On Feb. 6th, representatives from a number of fraternities and sororities came to learn about how to maintain their images in the media, crisis communication tips, and the benefits of social media usage.
Harold ‘Pete’ Goldsmith, Dean of Students, praised the Greek community, stating that the attendees were members of respected student organizations that should maintain such a reputation. Fraternities and sororities, Goldsmith said, are the ideal size and ideal learning environment than can promote student success. When you’re Greek, you need to strive to be the best you can be.
Mark Land, the head of Media Relations, gave tips about proper social media usage. In his opinion, it would be very beneficial for each chapter to have a specified “media person,” one who would know how to properly deal with any type of media situation, good or bad. One thing the chapters should keep in mind: national chapters, fellow students, and even other houses on campus will hear about the other houses, whether they have a positive or negative message.
Another important tip Land gave: you must know your audience. The better you know your audience, the more effective your message will be. One helpful tip is to look at it from their perspective; if you were in their shoes, what specific information would you want to have?
From a social media perspective, Land said, you need to look for 2-3 key aspects that would best get your message out, whatever that may be. Utilize what social media tools you have, especially Facebook and Twitter.
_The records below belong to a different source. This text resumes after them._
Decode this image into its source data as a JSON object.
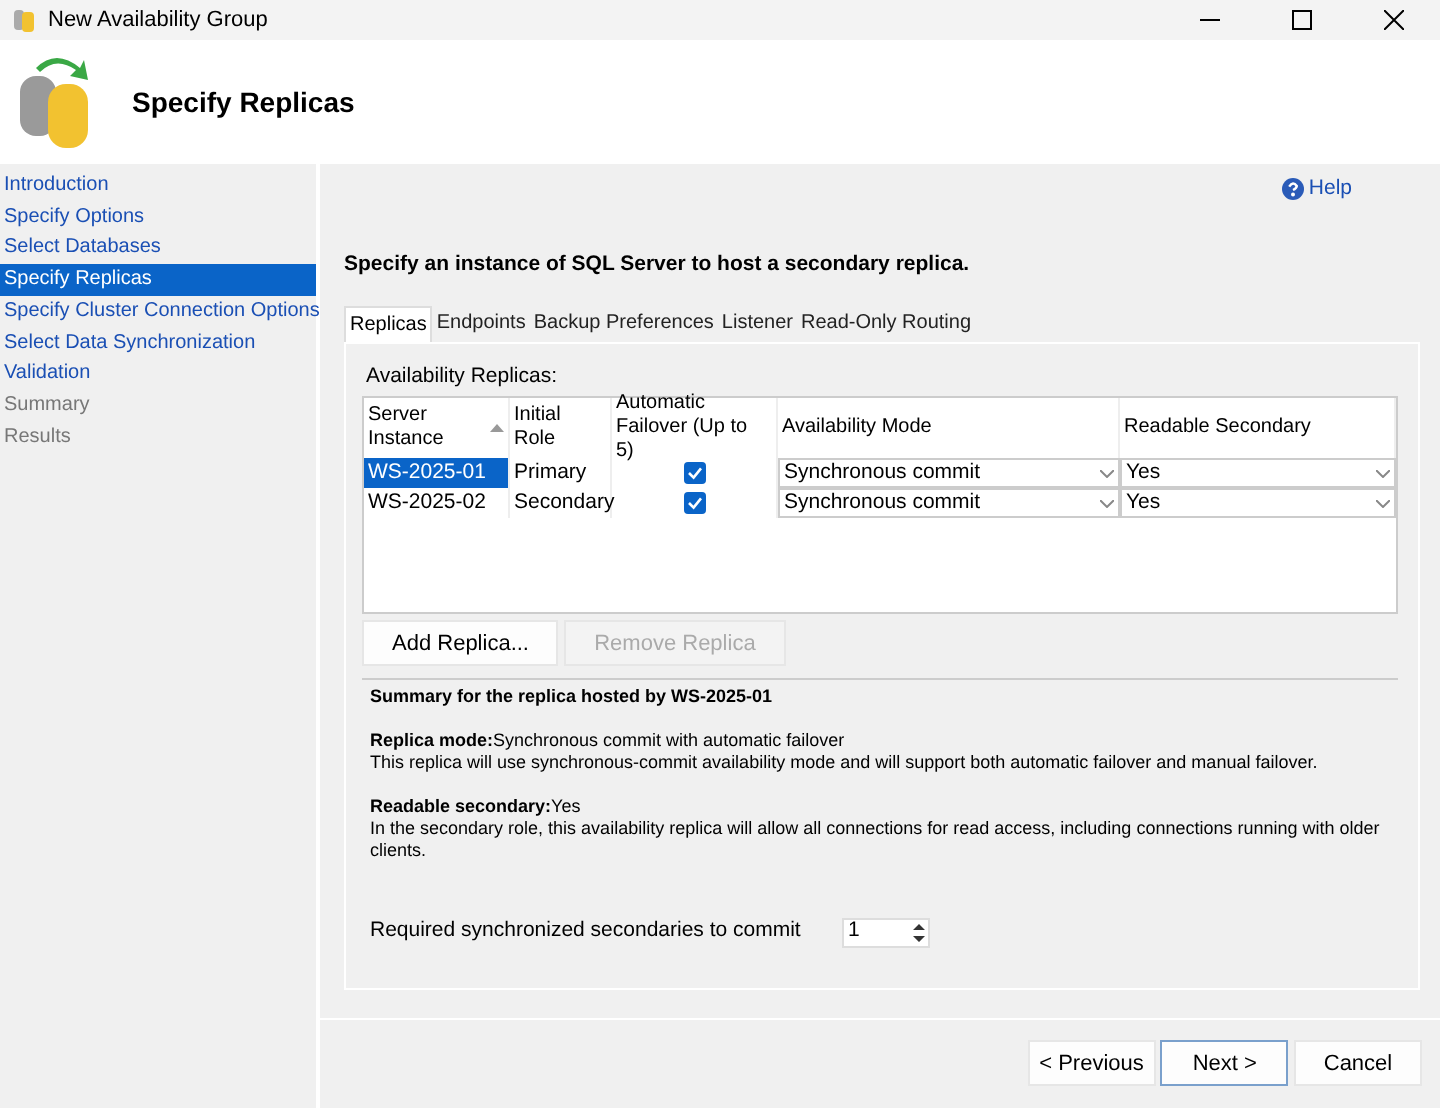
{
  "window": {
    "title": "New Availability Group"
  },
  "header": {
    "title": "Specify Replicas"
  },
  "sidebar": {
    "items": [
      {
        "label": "Introduction",
        "selected": false,
        "disabled": false
      },
      {
        "label": "Specify Options",
        "selected": false,
        "disabled": false
      },
      {
        "label": "Select Databases",
        "selected": false,
        "disabled": false
      },
      {
        "label": "Specify Replicas",
        "selected": true,
        "disabled": false
      },
      {
        "label": "Specify Cluster Connection Options",
        "selected": false,
        "disabled": false
      },
      {
        "label": "Select Data Synchronization",
        "selected": false,
        "disabled": false
      },
      {
        "label": "Validation",
        "selected": false,
        "disabled": false
      },
      {
        "label": "Summary",
        "selected": false,
        "disabled": true
      },
      {
        "label": "Results",
        "selected": false,
        "disabled": true
      }
    ]
  },
  "help": "Help",
  "instruction": "Specify an instance of SQL Server to host a secondary replica.",
  "tabs": [
    {
      "label": "Replicas",
      "selected": true
    },
    {
      "label": "Endpoints",
      "selected": false
    },
    {
      "label": "Backup Preferences",
      "selected": false
    },
    {
      "label": "Listener",
      "selected": false
    },
    {
      "label": "Read-Only Routing",
      "selected": false
    }
  ],
  "replicas": {
    "label": "Availability Replicas:",
    "columns": [
      {
        "label": "Server Instance",
        "sorted": true
      },
      {
        "label": "Initial Role",
        "sorted": false
      },
      {
        "label": "Automatic Failover (Up to 5)",
        "sorted": false
      },
      {
        "label": "Availability Mode",
        "sorted": false
      },
      {
        "label": "Readable Secondary",
        "sorted": false
      }
    ],
    "rows": [
      {
        "server": "WS-2025-01",
        "role": "Primary",
        "automatic_failover": true,
        "mode": "Synchronous commit",
        "readable": "Yes",
        "selected": true
      },
      {
        "server": "WS-2025-02",
        "role": "Secondary",
        "automatic_failover": true,
        "mode": "Synchronous commit",
        "readable": "Yes",
        "selected": false
      }
    ]
  },
  "buttons": [
    {
      "label": "Add Replica...",
      "disabled": false
    },
    {
      "label": "Remove Replica",
      "disabled": true
    }
  ],
  "summary": {
    "title": "Summary for the replica hosted by WS-2025-01",
    "paragraphs": [
      {
        "heading": "**Replica mode:**Synchronous commit with automatic failover",
        "text": "This replica will use synchronous-commit availability mode and will support both automatic failover and manual failover."
      },
      {
        "heading": "**Readable secondary:**Yes",
        "text": "In the secondary role, this availability replica will allow all connections for read access, including connections running with older clients."
      }
    ]
  },
  "required_secondaries": {
    "label": "Required synchronized secondaries to commit",
    "value": "1"
  },
  "footer": [
    {
      "label": "< Previous",
      "default": false
    },
    {
      "label": "Next >",
      "default": true
    },
    {
      "label": "Cancel",
      "default": false
    }
  ]
}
If you want media coverage, make it easy for the media to do your story. Make sure the media has accurate contact information for your houses. In addition, give them proper notice; if your event is happening on a Saturday, don’t call them the day before. You could also promote the event yourself, such as using a “save the date” tweet.
In order to have a strong social media standing, build a campaign. Use Twitter, Facebook, Instagram, and other social media outlets to your advantage. Consider yourself a professional communicator. Land makes the important point: “even when you leave, your chapters will still be here. Set an example. The way you conduct yourself speaks to what your house stands for.”
The final guest speaker was Professor Dennis Elliott, a PR professor within the School of Journalism. Elliott spoke of two types of management: reputation and crisis.
A reputation for each house on campus already exists. What you can do now, Elliott said, is either fix them or continue on with the same reputation. With reputation management, you can either be on the offense or the defense. With the defense stand, PR is made for you. This option may not be as beneficial as being on the offense.
Elliott said houses could make an exercise of it: how would members of the house react in a time of crisis? “Always look at yourselves first before someone is looking at you,” Elliott said.
In times of crisis, the chapters must demonstrate social responsibility. You must be available and able to communicate the right information. This relates back to Land’s push to have a media specialist for each house.
One of the most important aspects of crisis management, Elliott said, is internal communication. Your first audience is other members of your house; each member should know the behaviors expected of them. “Decide what you want to be known for,” he said.
By: Tori Lawhorn